Page 667 Portrait and Biographical Album
JOHN L. CAMPBELL, M. D. Among the professional men located in Birmingham, not one probably had a harder time in securing tbe education he desired than Mr. Campbell. He worked his way through school and had to battle against discouragement, as his father and the family disapproved of his decision to study medicine and gave him no sympathy in his course. The young man was determined, however, to enter the profession, and in due time received his diploma and was ready to practice. He has been located in Birmingham since 1883, when he bought out Dr. James A. Post. He has a large and lucrative practice, giving him all the work he can well attend to, and his reputation is firmly established.
Welcome Campbell, father of our subject, was born in Paris, Oneida. County, N. Y., July 20, 1810, to Roswell and Abigail Campbell. That good couple were born in New York and the husband was descended from an old Connecticut family of Scotch extraction. He eventually came to Michigan and died in Oakwood, this county. His wife had breathed her last in New York. Welcome Campbell was reared in his Native State and lived there until 1834, when. he came to this county and bought land in Oxford Township. The place was known for many years as Campbell Corners but the name was finally changed to Oakwood. While he lived there he followed lumbering, merchandising, coopering and farming.In 1859 he traded the property for farm land, in Royal Oak Township, where he lived many years. When ready to retire from active life he turned his farm over to his sons and removed to the village of Royal Oak, where he died November 11, 1888.
When Welcome Campbell came to this State he was very poor, and his capital when be reached this county was $5 in cash. He was active, energetic and ambitious, and made a success of his life here, both in acquiring means and in elevating the condition of the community. He gave his children considerable property. At one time he owned eight hundred acres of land in this county. He was a Whig and a strong abolitionist, and later a Republican, favoring temperance legislation. In early life he united with the Congregational Church, but while at Royal Oak be joined the Methodist Episcopal Society. Of decided piety, he took an active part in church work and always labored for right and justice. He was married June 9, 1839, to Mary J., daughter of Warren and Lucy (Pelton) Cheney. She was born in Penfield, N. Y., May 14, 1824. She became the mother of ten children, namely: Mary J., Harvey J., Martha A., David L., Lucinda S., Lurinda M., Andrew C., Lois Esther, Albert W. and John L.

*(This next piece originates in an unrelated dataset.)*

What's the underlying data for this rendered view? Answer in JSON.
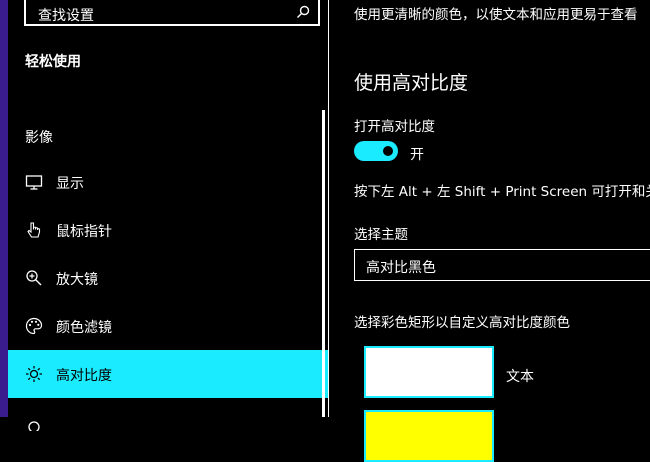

The youngest member of this family was born in Oakwood, May 20, 1857, and reared on the farm in Royal Oak Township. In the district schools he obtained an understanding of the common-school branches. He remained with his father until he was twenty years old, then went to Ann Arbor where he began the study of medicine in the University of Michigan.After attending three years he was graduated Ju1y, I880 and he was soon located in Wabash, Mercer County. Ohio. There he practiced about eighteen months, but then by reason of the sickness of his wife came back to Royal Oak, and carried on his work there about a year and a half. When that time had elapsed he went to Goodrich, Genesee County, but remained only a year and then came to Birmingham.
The wife of Dr. Campbell bore the maiden name of Josephine V. Gully, and their marriage rites were solemnized November 25, 1880. Mrs. Campbell was born in Royal Oak, this county, and is daughter of Alexander and Caroline (Schilling) Gully. Her father was born in Molo, Province of Alsace, France, August 20, 1808, and was married to Caroline Schilling November 20, 1843. They came to America about 1845 and made their home in Rhode Island about two years; then came to this State and county and established themselves in Royal Oak. They became the parents or six children, viz: Caroline, Albert C., Emily, Clemenca, Harriet and Josephine V. The youngest member of the family was reared and received her education in Royal Oak and Davisburg. She made use of her excellent education as a teacher, and for three years followed that profession in different places until her failing health compelled her to cease. Full of ambition and energy, she was a successful teacher and advanced the standard of learning wherever she was employed. Her mother, Mrs. Gully, is now seventy years old and still lives on the old homestead in Royal Oak Township, where the father died in 1860, aged fifty-two years.
Alexander Gully belonged to a distinguished family and finished his education in Lyons, France. He possessed a great intellect was an artist of more than ordinary ability and a linguist who was able to converse in five different languages. While naturally a man of studious habits, his progress was somewhat retarded by the loss of his hearing in early life. He had been a man of abundant means but goinginto business with which he was unacquainted, he lost a large portion of his money. Afterward he came to this county and located on a farm where he died, leaving his family an unencumbered estate of one hundred and sixty acres.
Dr. Campbell is a member of the Unites States Board of Pension Examiners for his district and is examining surgeon for various insurance companies and local fraternal orders. He has been a Village Trustee and has held other village offices, both civil and educational. He is a member of the Republican party, and he and his wife belong to the Methodist Episcopal Church. They are the parents of two children who have been named respectively, Carrie M. and Lloyd G.